27. The process as claimed in claim 16, wherein the steps IV) and/or IX) are performed such that the at least one obtained crosslinked volume does not contact the substrate.

28. The process as claimed in claim 16, wherein the substrate is in the form of a movable conveyor belt having a side carrying the layer.

29. The process as claimed in claim 16, wherein a plurality of different free-radically crosslinkable resins are employed in the individual steps VII).

30. A system for performing the process as claimed in claim 16 comprising:
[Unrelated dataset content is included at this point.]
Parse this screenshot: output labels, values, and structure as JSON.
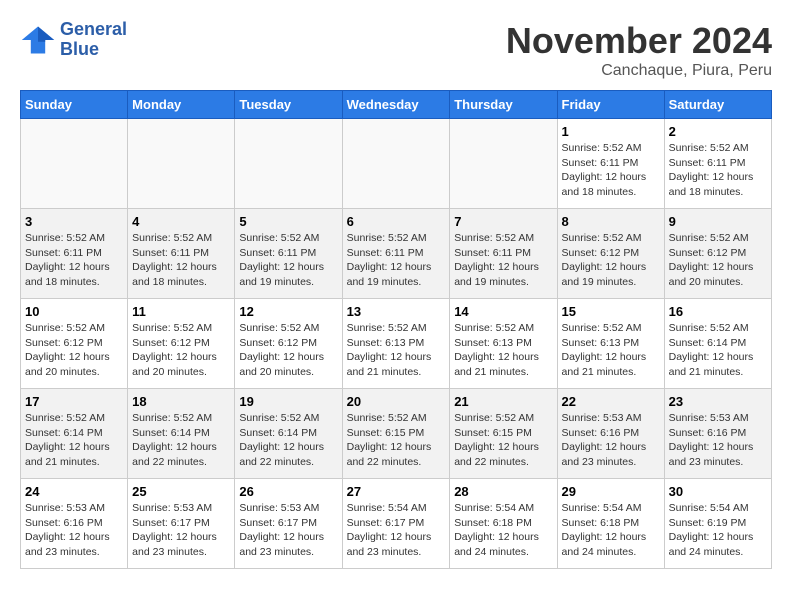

a control unit;
a substrate;
a first application unit for providing a layer on a substrate, wherein the layer contains a free-radically crosslinkable resin having a viscosity (23° C., DIN EN ISO 2884-1) of ≥5 mPas to ≤100000 mPas and the layer has a composition such that under the conditions of step IV) and/or IX) of the process as claimed in claim 16 the resin does not attain a state in which in a dynamic mechanical analysis with a plate/plate oscillation viscometer according to ISO 6721-10 at 20° C. and an angular frequency of 1/s the magnitude of the storage modulus G′ is greater than or equal to the magnitude of the loss modulus G″;
a second application unit for applying a composition comprising an initiator for a free-radical crosslinking of the resin according to a selected cross section of the article onto or into the layer;
an energizing unit for energizing at least the portion of the layer which contains the initiator for the free-radical crosslinking of the resin;
a contacting unit for contacting volumes free-radically crosslinked via the energizing unit and for removing these volumes from the substrate;
wherein the second application unit performs the applying under instruction from the control unit and the contacting unit performs the contacting under instruction from the control unit.
Patent History
Publication number: 20190275732
Type: Application
Filed: Dec 4, 2017
Publication Date: Sep 12, 2019
Inventors: Dirk ACHTEN (Leverkusen), Thomas BÜSGEN (Leverkusen), Michael LUDEWIG (Odenthal), Roland WAGNER (Leverkusen), Christoph TOMCZYK (Leverkusen), Jörg TILLACK (Solingen), Arnaud GENOU (Burscheid)
Application Number: 16/463,528
Classifications
International Classification: B29C 64/106 (20060101);